Last week, President Obama vetoed the measure that would allow the construction of Phase IV of the Keystone Pipeline. Referred to as Keystone XL, Phase IV would create an additional pipeline from Alberta, Canada to Steele City, NE. There are a lot of environmental concerns regarding the pipeline including potential spills and increased greenhouse gas emissions. Though millions of dollars have been put into environmental impact research, a lot of the data are still inconclusive. In response to questions of environmental safety, TransCanada looked at different potential routes through Nebraska in order to avoid major water sources. Ultimately, all states involved in the construction of the new pipeline have approved a route.
There are several issues at stake when it comes to the Keystone XL pipeline. The oil that is to be transported for refinement comes from oil sands. Crude oil sand pollutes much more than conventional crude oil due to the additional energy required for the extracting process. However, research done by the Department of State shows that, if the pipeline is not built, significant amounts of the oil will be shipped by train. According to the Department of State, oil transported by rail will be more likely to cause environmental damage due to higher chances of spills.
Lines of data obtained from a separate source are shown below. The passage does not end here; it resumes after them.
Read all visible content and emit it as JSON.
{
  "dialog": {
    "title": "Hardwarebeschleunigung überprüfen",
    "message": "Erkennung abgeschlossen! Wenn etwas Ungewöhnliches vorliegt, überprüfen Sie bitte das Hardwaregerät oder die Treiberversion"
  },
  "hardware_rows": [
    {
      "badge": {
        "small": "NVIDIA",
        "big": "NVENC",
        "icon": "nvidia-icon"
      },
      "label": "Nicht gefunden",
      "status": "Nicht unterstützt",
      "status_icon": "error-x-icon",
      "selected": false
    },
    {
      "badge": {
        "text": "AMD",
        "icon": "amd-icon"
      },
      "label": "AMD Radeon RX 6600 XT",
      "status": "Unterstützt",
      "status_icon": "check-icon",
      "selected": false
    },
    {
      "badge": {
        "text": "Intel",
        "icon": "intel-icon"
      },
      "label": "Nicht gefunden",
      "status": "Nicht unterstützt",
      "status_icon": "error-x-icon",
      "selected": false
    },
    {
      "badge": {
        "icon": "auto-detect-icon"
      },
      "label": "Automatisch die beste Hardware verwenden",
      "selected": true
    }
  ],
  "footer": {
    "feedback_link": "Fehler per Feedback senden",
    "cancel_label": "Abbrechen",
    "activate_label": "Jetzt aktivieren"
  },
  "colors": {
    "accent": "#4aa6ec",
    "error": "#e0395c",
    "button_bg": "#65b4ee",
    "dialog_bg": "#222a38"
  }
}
Environmental safety is paramount, but as a society we should not discount the potential economic growth that could come from the pipeline. Projections have shown that nearly 20,000 jobs could be created in the construction of Keystone XL, and nearly seven billion dollars would be spent on the project. Without Keystone XL, the added expense of shipping the oil sands by train would not make it competitive against conventional crude oil. The influx of oil would help both Canadian and American economies.
If environmental and economic effects are not enough to think about, then consider the political effects of the Keystone XL. The Organization of the Petroleum Exporting Countries (OPEC) has controlled oil prices for a long time. Though their primary purpose is to sell oil, they have significant political power in their ability to sway oil prices so drastically.
Currently, OPEC is competing against US production by maintaining oil prices below $50 per barrel. By purchasing more oil from Canada, the U.S. can further cut out Saudi Arabia and other OPEC countries that may not share all of its political interests. Over the past five years, the U.S. has slowly declined its purchase of oil from OPEC. With the Keystone XL, the number of barrels per day that the U.S. purchases from OPEC countries could decrease even more.
As oil prices continue to fall, it is possible that OPEC, Russia and Iran may lose political power as one of their main bargaining chips is further devalued.
I personally support the construction of the pipeline, as the positive economic effects seem to outweigh potential environmental hazards. There are a lot of things to consider when it comes to the Keystone XL pipeline. A majority of Americans are in support of its construction, but there are still a large number of those who object.
Regardless of the side we end up on, before we decry the Keystone XL project as dangerous, we should look at the available data and make an informed decision.
Hawkins is a senior majoring in business administration. He can be reached at email@example.com.